When we refer to Cane sizing here we are actually talking about determining the correct length for a cane. There are several ways that can be used to do this.
The first and best way to do this is known as the "floor to wrist crease" technique and it offers the greatest control, the least strain and the best security. The intended cane user should be wearing their most comfortable walking shoes. Women should wear their most comfortable low heeled walking shoes (how to adjust for high heels will be discussed later on in this article). The cane user should be standing up straight with their arms hanging in a relaxed position and their eyes looking straight ahead. A second person is required to measure from the user's wrist crease to the floor with either a tape measure or a yardstick. This distance is the recommended length of your cane from tip to handle top. The wrist crease we are referring to is the one at the top of the palm. Establish this length to the nearest half-inch. As a rough test for accuracy, double this length and it should roughly approximate this person's height.
Now, for women using high heels, we offer the following. The difference in heel height between the walking shoe heel and the high heel must be added directly to the cane length. When a woman raises her heels in this way she also raises the crease in wrists the same amount. An adjustable cane can allow a woman to use a single cane for different heel heights. However, many women prefer to have different styles of canes for different heel heights.
Another technique, for people who already have a properly fit came, is to measure from the tip to the lowest point on the cane handle.

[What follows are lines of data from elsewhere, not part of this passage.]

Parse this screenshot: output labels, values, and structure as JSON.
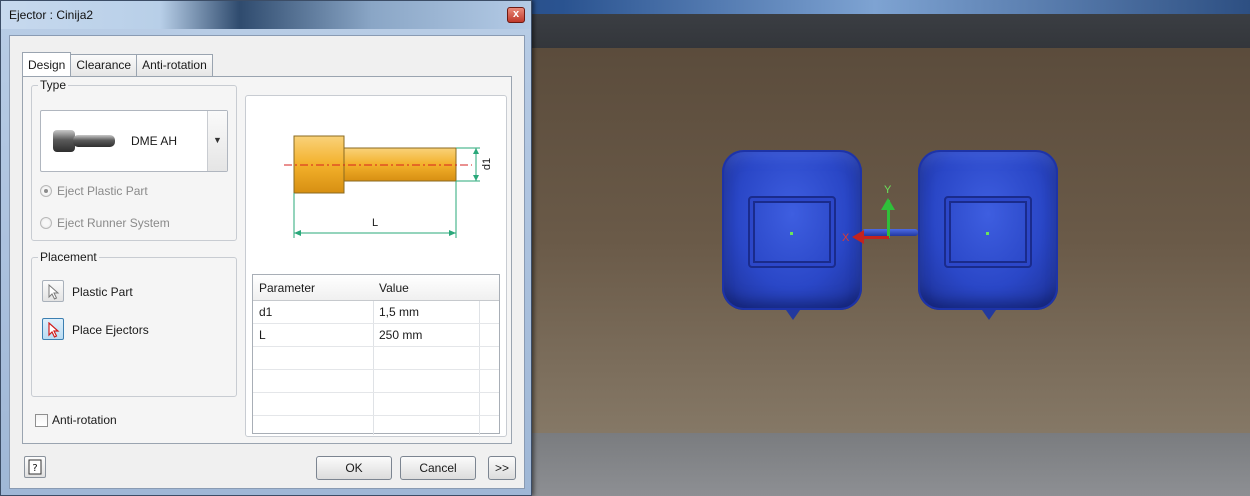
{
  "dialog": {
    "title": "Ejector : Cinija2",
    "close_glyph": "x",
    "tabs": [
      {
        "label": "Design",
        "active": true
      },
      {
        "label": "Clearance",
        "active": false
      },
      {
        "label": "Anti-rotation",
        "active": false
      }
    ],
    "type_group": {
      "label": "Type",
      "selected_type": "DME AH",
      "dropdown_icon": "chevron-down-icon",
      "options": [
        {
          "label": "Eject Plastic Part",
          "checked": true,
          "enabled": false
        },
        {
          "label": "Eject Runner System",
          "checked": false,
          "enabled": false
        }
      ]
    },
    "placement_group": {
      "label": "Placement",
      "plastic_part_label": "Plastic Part",
      "place_ejectors_label": "Place Ejectors"
    },
    "anti_rotation_label": "Anti-rotation",
    "diagram": {
      "diameter_label": "d1",
      "length_label": "L",
      "pin_color": "#f3b12b"
    },
    "param_table": {
      "headers": [
        "Parameter",
        "Value"
      ],
      "rows": [
        {
          "parameter": "d1",
          "value": "1,5 mm"
        },
        {
          "parameter": "L",
          "value": "250 mm"
        },
        {
          "parameter": "",
          "value": ""
        },
        {
          "parameter": "",
          "value": ""
        },
        {
          "parameter": "",
          "value": ""
        }
      ]
    },
    "buttons": {
      "ok": "OK",
      "cancel": "Cancel",
      "more": ">>"
    }
  },
  "viewport": {
    "axis_y_label": "Y",
    "axis_x_label": "X",
    "part_color": "#2a47c7",
    "background_color": "#6a5a48"
  }
}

Be sure the cane that is being copied produces an elbow flex of 15 to 20° when the user stands in a relaxed position holding the cane.
Yet another technique, which we do not recommend for final sizing, is to simply take a person's height in inches and divide it by two, and then 1/2 inch. This technique frequently produces the same result as the first technique, but certainly not in all cases.
You can use this technique if you intend to buy an adjustable cane that provides for sufficient up and down adjustment to compensate for small errors.